## [EXERCISE AIM]
Read the data, and whenever a line holds the word "mavendemo", report that line.

::::::::::

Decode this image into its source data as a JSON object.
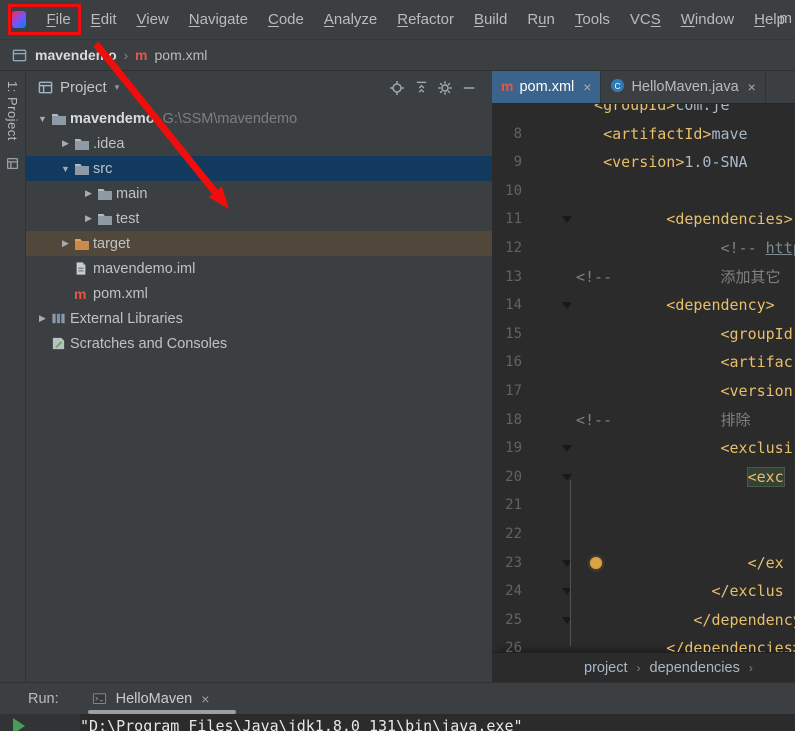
{
  "icons": {
    "close": "×",
    "chevron": "›",
    "caret": "▾",
    "expanded": "▼",
    "collapsed": "▶"
  },
  "menu": {
    "items": [
      {
        "label": "File",
        "mnemonic": "F"
      },
      {
        "label": "Edit",
        "mnemonic": "E"
      },
      {
        "label": "View",
        "mnemonic": "V"
      },
      {
        "label": "Navigate",
        "mnemonic": "N"
      },
      {
        "label": "Code",
        "mnemonic": "C"
      },
      {
        "label": "Analyze",
        "mnemonic": "A"
      },
      {
        "label": "Refactor",
        "mnemonic": "R"
      },
      {
        "label": "Build",
        "mnemonic": "B"
      },
      {
        "label": "Run",
        "mnemonic": "u"
      },
      {
        "label": "Tools",
        "mnemonic": "T"
      },
      {
        "label": "VCS",
        "mnemonic": "S"
      },
      {
        "label": "Window",
        "mnemonic": "W"
      },
      {
        "label": "Help",
        "mnemonic": "H"
      }
    ],
    "overflow": "m"
  },
  "breadcrumb": {
    "project": "mavendemo",
    "file": "pom.xml"
  },
  "stripe": {
    "project_label": "1: Project"
  },
  "project": {
    "title": "Project",
    "tree": [
      {
        "label": "mavendemo",
        "hint": "G:\\SSM\\mavendemo",
        "level": 0,
        "arrow": "down",
        "icon": "folder",
        "bold": true
      },
      {
        "label": ".idea",
        "level": 1,
        "arrow": "right",
        "icon": "folder"
      },
      {
        "label": "src",
        "level": 1,
        "arrow": "down",
        "icon": "folder",
        "state": "selected"
      },
      {
        "label": "main",
        "level": 2,
        "arrow": "right",
        "icon": "folder"
      },
      {
        "label": "test",
        "level": 2,
        "arrow": "right",
        "icon": "folder"
      },
      {
        "label": "target",
        "level": 1,
        "arrow": "right",
        "icon": "folder-excluded",
        "state": "excluded"
      },
      {
        "label": "mavendemo.iml",
        "level": 1,
        "arrow": "none",
        "icon": "file"
      },
      {
        "label": "pom.xml",
        "level": 1,
        "arrow": "none",
        "icon": "maven"
      },
      {
        "label": "External Libraries",
        "level": 0,
        "arrow": "right",
        "icon": "libraries"
      },
      {
        "label": "Scratches and Consoles",
        "level": 0,
        "arrow": "none",
        "icon": "scratches"
      }
    ]
  },
  "editor": {
    "tabs": [
      {
        "label": "pom.xml",
        "icon": "maven",
        "selected": true
      },
      {
        "label": "HelloMaven.java",
        "icon": "class",
        "selected": false
      }
    ],
    "lines": [
      {
        "num": "",
        "indent": 2,
        "segs": [
          [
            "<groupId>",
            "tag"
          ],
          [
            "com.je",
            "plain"
          ]
        ]
      },
      {
        "num": "8",
        "indent": 3,
        "segs": [
          [
            "<artifactId>",
            "tag"
          ],
          [
            "mave",
            "plain"
          ]
        ]
      },
      {
        "num": "9",
        "indent": 3,
        "segs": [
          [
            "<version>",
            "tag"
          ],
          [
            "1.0-SNA",
            "plain"
          ]
        ]
      },
      {
        "num": "10",
        "indent": 0,
        "segs": []
      },
      {
        "num": "11",
        "indent": 10,
        "fold": true,
        "segs": [
          [
            "<dependencies>",
            "tag"
          ]
        ]
      },
      {
        "num": "12",
        "indent": 16,
        "segs": [
          [
            "<!-- ",
            "comment"
          ],
          [
            "https:/",
            "link"
          ]
        ]
      },
      {
        "num": "13",
        "indent": 0,
        "segs": [
          [
            "<!--            添加其它",
            "comment"
          ]
        ]
      },
      {
        "num": "14",
        "indent": 10,
        "fold": true,
        "segs": [
          [
            "<dependency>",
            "tag"
          ]
        ]
      },
      {
        "num": "15",
        "indent": 16,
        "segs": [
          [
            "<groupId",
            "tag"
          ]
        ]
      },
      {
        "num": "16",
        "indent": 16,
        "segs": [
          [
            "<artifac",
            "tag"
          ]
        ]
      },
      {
        "num": "17",
        "indent": 16,
        "segs": [
          [
            "<version",
            "tag"
          ]
        ]
      },
      {
        "num": "18",
        "indent": 0,
        "segs": [
          [
            "<!--            排除",
            "comment"
          ]
        ]
      },
      {
        "num": "19",
        "indent": 16,
        "fold": true,
        "segs": [
          [
            "<exclusi",
            "tag"
          ]
        ]
      },
      {
        "num": "20",
        "indent": 19,
        "fold": true,
        "segs": [
          [
            "<exc",
            "tag-hl"
          ]
        ]
      },
      {
        "num": "21",
        "indent": 0,
        "segs": []
      },
      {
        "num": "22",
        "indent": 0,
        "segs": []
      },
      {
        "num": "23",
        "indent": 19,
        "fold": true,
        "bulb": true,
        "segs": [
          [
            "</ex",
            "tag"
          ]
        ]
      },
      {
        "num": "24",
        "indent": 15,
        "fold": true,
        "segs": [
          [
            "</exclus",
            "tag"
          ]
        ]
      },
      {
        "num": "25",
        "indent": 13,
        "fold": true,
        "segs": [
          [
            "</dependency",
            "tag"
          ]
        ]
      },
      {
        "num": "26",
        "indent": 10,
        "segs": [
          [
            "</dependencies>",
            "tag"
          ]
        ]
      }
    ],
    "breadcrumbs": [
      "project",
      "dependencies"
    ]
  },
  "run": {
    "label": "Run:",
    "tab": "HelloMaven",
    "close": "×",
    "console": "\"D:\\Program Files\\Java\\jdk1.8.0_131\\bin\\java.exe\""
  },
  "annotations": {
    "color": "#f20d0d"
  }
}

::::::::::

## [SOLUTION BELOW]
    "project": "mavendemo",
        "label": "mavendemo",
        "hint": "G:\\SSM\\mavendemo",
        "label": "mavendemo.iml",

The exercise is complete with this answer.